Lines from the records below that contain the word "University" are to be copied out.

───── Data for the task ─────

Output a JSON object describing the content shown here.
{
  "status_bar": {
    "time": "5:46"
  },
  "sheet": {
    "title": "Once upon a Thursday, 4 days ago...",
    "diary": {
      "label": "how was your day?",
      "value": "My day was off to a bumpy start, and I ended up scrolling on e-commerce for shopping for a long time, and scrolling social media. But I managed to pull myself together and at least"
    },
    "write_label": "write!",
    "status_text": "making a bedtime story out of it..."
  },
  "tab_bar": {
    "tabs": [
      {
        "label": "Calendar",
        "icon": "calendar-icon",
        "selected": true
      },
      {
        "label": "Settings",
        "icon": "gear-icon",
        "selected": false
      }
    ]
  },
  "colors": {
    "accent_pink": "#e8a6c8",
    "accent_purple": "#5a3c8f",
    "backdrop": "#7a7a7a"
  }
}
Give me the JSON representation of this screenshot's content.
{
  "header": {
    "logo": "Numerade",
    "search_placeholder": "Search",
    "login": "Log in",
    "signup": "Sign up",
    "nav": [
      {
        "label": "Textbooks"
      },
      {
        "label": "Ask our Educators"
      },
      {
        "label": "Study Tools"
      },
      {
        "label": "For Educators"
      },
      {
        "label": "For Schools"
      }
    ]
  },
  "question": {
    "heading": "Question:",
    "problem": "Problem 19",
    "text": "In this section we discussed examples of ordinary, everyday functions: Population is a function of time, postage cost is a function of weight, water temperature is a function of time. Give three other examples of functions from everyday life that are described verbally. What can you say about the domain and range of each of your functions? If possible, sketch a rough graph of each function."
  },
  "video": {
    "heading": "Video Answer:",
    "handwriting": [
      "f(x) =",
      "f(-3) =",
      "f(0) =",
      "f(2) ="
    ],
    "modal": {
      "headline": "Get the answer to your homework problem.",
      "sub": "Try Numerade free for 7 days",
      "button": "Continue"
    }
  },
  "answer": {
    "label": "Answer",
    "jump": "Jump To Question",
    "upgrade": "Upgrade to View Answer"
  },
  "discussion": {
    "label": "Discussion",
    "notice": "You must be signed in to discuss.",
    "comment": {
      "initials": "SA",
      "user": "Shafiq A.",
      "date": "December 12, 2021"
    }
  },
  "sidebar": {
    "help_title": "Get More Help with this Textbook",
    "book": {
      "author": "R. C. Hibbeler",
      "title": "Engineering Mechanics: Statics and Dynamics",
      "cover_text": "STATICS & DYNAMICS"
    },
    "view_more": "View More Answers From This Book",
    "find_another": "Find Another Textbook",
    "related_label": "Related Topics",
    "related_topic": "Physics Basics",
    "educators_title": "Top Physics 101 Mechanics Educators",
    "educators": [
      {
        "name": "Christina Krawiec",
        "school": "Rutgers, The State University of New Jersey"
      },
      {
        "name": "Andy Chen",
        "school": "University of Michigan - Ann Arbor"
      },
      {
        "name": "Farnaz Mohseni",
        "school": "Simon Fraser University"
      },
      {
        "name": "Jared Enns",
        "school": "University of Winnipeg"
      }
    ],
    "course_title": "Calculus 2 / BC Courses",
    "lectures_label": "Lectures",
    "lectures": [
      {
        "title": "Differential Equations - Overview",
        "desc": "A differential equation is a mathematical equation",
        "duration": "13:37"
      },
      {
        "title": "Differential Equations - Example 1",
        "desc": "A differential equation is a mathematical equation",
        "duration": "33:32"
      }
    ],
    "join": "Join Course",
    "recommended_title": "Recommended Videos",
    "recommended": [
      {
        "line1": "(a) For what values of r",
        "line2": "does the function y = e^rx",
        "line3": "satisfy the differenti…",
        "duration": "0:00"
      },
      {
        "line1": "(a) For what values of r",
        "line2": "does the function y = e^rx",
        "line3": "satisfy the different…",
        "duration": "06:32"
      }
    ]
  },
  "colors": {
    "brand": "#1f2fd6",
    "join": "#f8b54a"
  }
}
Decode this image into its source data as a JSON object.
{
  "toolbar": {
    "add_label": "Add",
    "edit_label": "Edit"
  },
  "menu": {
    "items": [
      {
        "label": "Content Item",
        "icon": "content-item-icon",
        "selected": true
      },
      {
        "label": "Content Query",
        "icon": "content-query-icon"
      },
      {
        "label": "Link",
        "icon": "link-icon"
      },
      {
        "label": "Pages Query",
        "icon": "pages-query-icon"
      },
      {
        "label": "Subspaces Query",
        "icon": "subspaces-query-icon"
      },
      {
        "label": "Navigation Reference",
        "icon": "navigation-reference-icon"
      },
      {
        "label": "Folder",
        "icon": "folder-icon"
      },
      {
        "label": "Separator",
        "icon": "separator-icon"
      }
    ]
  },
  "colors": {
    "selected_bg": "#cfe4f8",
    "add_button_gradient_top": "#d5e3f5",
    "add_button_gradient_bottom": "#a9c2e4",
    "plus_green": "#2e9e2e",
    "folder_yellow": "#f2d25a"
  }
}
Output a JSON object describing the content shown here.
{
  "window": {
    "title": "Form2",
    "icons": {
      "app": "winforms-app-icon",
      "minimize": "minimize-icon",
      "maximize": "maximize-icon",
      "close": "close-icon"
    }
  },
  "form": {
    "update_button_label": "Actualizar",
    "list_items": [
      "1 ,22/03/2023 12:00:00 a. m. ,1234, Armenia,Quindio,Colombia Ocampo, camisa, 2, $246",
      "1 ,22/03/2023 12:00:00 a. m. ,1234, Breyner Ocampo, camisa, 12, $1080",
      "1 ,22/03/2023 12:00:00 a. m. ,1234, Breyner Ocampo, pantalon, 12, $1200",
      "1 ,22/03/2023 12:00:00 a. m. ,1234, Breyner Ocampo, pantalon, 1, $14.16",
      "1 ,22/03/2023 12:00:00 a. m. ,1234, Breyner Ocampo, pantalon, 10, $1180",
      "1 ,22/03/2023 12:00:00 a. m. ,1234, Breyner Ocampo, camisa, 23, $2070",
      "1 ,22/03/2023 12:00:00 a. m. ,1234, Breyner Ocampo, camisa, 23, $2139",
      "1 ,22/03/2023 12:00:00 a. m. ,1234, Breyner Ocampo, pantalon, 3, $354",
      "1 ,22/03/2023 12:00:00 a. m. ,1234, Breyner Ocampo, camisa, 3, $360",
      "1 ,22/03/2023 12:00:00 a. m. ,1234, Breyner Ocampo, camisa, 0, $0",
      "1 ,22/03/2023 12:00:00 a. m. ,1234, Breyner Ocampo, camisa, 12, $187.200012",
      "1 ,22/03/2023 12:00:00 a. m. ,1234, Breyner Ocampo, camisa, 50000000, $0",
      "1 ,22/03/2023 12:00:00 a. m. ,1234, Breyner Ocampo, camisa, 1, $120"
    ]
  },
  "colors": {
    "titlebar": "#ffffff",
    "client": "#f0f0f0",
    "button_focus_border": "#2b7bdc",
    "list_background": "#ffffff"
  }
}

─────

- _Answer to the exercise_:
        "school": "Rutgers, The State University of New Jersey"
        "school": "University of Michigan - Ann Arbor"
        "school": "Simon Fraser University"
        "school": "University of Winnipeg"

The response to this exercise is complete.